of an offence. It is six years since
the High Court ruled that the policy
of retaining the mugshots of
innocent people was unlawful. But
the police still do it and they
still upload them onto the police
national database. The Government's
solution in 2017 was to allow
individuals to write to the police
asking to be deleted. That just
isn't good enough.
Although it is
still at a very early stage of
development as far as its use in the
criminal justice system is
concerned, I have no doubt that it
will eventually be accepted by the
police and the courts as a quick and
reliable method of eliminating the
innocent from suspicion as much as
for identifying and convicting the
But he added there were no national
or international standards for how
implement its use.
These techniques are extremely
powerful but they are out of the
bag. The train has left the station
or whichever metaphor you want to
use on this concern. The Chinese Ali
Baba site has introduced a system
whereby you can smile to pay. As far
as I know, it is China and it is
different of course, but any others
similar system being adopted in the
UK or in other Western countries,
but the point is that the technique
is there and it is actually only a
matter of time before non-state
actors start to use these techniques
far more widely than is currently
One peer and former MI5 chief
stressed the benefits in counter
terrorism and was impressed
with a system he'd experienced.
I was going into the building the
other day and they had a facial
recognition system at the door and
it immediately and accurately
identified me as myself and was able
to do it on the basis of a
12-year-old photograph taken from
the Internet. So this is not just
about police custody records, you
can do it without any of that stuff
and a lot of people are doing so in
the private sector.
So for example
the German police force is using
image camera to make a troublemaker
database which is against the
principles of data protection and
against the spirit of not using this
type of technology for and
intelligence gathering tools. There
are is no illegal status -- legal
status and no oversight, they are
getting away with it.
The Home Office Minister said
biometric data was critically
important in law enforcement.
Maintaining public trust and public
confidence is key, achieving this
needs a more open approach to
deployment and development of new
technologies. Re-remained committed
to our use of biometrics including
provided to block enforcement is
legal, transparent and robust.
She also said the Government
was committed to creating
a framework so that organisations
could innovate with biometric data
in an ethical and transparent way.
Finally, March the first is
the meteorological start of spring,
which might have been a little hard
to believe over the last few days,
but it's also St David's Day,
and a chance for a few non-Welsh
speakers to have a go
at the traditional greeting.
Can I wish all members... I am told
happy Saint David's Day for all the
nonwovens speakers among us.
here is the Scottish accent.
And here is how it should be
But there was some bad
news for those wanting more
talk of St David's day.
when the bees from the East takes
into his dorm Emma, one of the
victims of the victims of the House
will be the Welsh members the debate
on Saint David's Day has been
cancelled so they can travel home
-- can travel home
The weather intruding on Commons
business once more something
Pete Wishart was keen

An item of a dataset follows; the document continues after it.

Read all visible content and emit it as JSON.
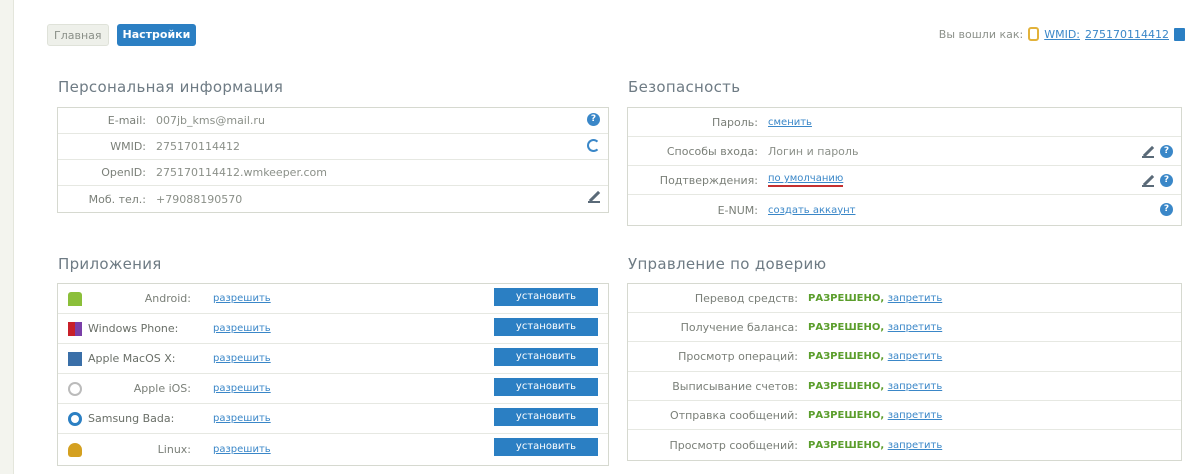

explore, sort of.
There are two items of business, the
beast from the East, and the home
Secretary, what is a white out that
causes damage wherever it goes in
the other is the beast from the
And that's it from me for now.
But do join Lucy Grey on BBC
Parliament, on Monday night at 11pm
for a full round up
of the day at Westminster.
But for now from me,
Alicia McCarthy, good bye.